Many of the comedies I had made in Sweden were slightly based on semi-autobiographical experiences, so adapting novels was a very different experience.
I discovered the 7th art at home when I was kid, through Charlie Chaplin's movies and those of my father who shot documentaries. He was my biggest influence. So I took his camera and started shooting.
I got to work with my wife, Lena Olin, for the first time, which was great. I thought it might be difficult in some way to talk to one's wife in a different way but it was so not forced.
I imagined that it might be awkward to talk to your wife about her performance, so going into it I was a little nervous. But doing it was actually a wonderfully inspiring experience.

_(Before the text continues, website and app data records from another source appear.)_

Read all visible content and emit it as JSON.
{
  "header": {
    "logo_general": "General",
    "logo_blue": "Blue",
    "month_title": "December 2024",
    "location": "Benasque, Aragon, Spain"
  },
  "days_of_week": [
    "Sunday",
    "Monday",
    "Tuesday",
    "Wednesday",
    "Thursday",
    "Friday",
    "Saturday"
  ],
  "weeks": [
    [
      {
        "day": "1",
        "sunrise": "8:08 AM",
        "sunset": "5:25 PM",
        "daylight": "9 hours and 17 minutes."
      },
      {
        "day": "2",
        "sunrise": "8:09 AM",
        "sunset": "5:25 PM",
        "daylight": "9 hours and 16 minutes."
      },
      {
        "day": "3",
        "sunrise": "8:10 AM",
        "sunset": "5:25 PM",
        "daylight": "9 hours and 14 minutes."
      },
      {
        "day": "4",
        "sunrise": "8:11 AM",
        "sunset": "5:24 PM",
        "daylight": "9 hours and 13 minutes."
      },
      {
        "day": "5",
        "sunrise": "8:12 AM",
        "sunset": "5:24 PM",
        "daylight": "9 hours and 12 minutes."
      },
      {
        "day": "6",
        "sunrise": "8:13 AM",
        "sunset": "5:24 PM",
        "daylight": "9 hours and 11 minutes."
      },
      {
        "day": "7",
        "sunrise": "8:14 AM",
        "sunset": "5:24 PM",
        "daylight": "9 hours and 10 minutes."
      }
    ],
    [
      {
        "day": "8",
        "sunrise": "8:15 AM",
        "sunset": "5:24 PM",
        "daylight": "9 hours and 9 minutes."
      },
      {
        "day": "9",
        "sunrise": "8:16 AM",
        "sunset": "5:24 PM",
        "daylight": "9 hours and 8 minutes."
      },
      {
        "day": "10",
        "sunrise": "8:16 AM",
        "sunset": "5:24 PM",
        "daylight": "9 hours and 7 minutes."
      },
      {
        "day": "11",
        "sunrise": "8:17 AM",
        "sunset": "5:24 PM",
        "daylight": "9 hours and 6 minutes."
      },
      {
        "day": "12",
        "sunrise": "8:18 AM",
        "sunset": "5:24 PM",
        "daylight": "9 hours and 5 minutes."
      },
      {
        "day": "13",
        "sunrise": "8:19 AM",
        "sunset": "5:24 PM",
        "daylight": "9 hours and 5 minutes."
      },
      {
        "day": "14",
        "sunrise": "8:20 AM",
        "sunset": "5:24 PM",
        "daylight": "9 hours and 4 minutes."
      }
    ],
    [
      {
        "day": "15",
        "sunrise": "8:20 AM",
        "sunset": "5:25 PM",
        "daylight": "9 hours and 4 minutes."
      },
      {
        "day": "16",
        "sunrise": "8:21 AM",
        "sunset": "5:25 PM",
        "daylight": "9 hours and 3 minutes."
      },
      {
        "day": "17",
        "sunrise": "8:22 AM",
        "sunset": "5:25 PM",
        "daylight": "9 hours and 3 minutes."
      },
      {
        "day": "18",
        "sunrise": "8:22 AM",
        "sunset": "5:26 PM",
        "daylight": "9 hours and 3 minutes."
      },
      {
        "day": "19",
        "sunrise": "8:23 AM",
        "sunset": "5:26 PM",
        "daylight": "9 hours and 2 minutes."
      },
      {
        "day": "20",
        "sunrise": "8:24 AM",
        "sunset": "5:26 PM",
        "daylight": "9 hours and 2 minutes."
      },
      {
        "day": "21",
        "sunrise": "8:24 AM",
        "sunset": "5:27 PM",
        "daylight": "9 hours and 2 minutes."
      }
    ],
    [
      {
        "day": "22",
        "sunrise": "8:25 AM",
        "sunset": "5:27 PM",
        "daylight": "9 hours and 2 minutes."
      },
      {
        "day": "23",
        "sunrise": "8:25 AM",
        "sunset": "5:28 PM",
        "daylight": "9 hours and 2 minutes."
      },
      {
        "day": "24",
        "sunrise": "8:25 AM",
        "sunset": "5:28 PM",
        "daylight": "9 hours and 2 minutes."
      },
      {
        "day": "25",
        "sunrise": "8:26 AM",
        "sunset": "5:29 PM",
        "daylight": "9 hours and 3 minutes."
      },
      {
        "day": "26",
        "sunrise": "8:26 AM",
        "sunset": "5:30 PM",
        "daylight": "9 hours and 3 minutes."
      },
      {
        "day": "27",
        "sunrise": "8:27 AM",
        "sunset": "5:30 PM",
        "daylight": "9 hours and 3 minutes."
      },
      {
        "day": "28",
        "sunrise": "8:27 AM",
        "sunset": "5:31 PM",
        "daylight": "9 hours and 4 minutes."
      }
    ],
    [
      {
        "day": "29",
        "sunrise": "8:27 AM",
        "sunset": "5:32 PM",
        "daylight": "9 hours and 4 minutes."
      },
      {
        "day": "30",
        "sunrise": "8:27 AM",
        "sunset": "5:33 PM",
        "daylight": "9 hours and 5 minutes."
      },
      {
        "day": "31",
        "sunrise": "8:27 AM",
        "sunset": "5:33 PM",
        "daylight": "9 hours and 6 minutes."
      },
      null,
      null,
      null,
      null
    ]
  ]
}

I love involving actors at all levels - and they have to know that I want to hear their contributions, with dialogue, with story suggestions, with script changes, whatever.
It was important on The Shipping News to have my house far enough away from each location so I had this time in the morning to think about my shots and still remain open to surprises once I got to the set.
Kevin, as the whole cast is, just wonderful people and great people, and people who are attracted to this kind of material and accepting the idea of going to Newfoundland and knowing the kind of lack of amenities.
To see my wife getting inspired from my notes and thoughts, going in the direction I wanted, and have her surprise me with wonderful choices was a real treat.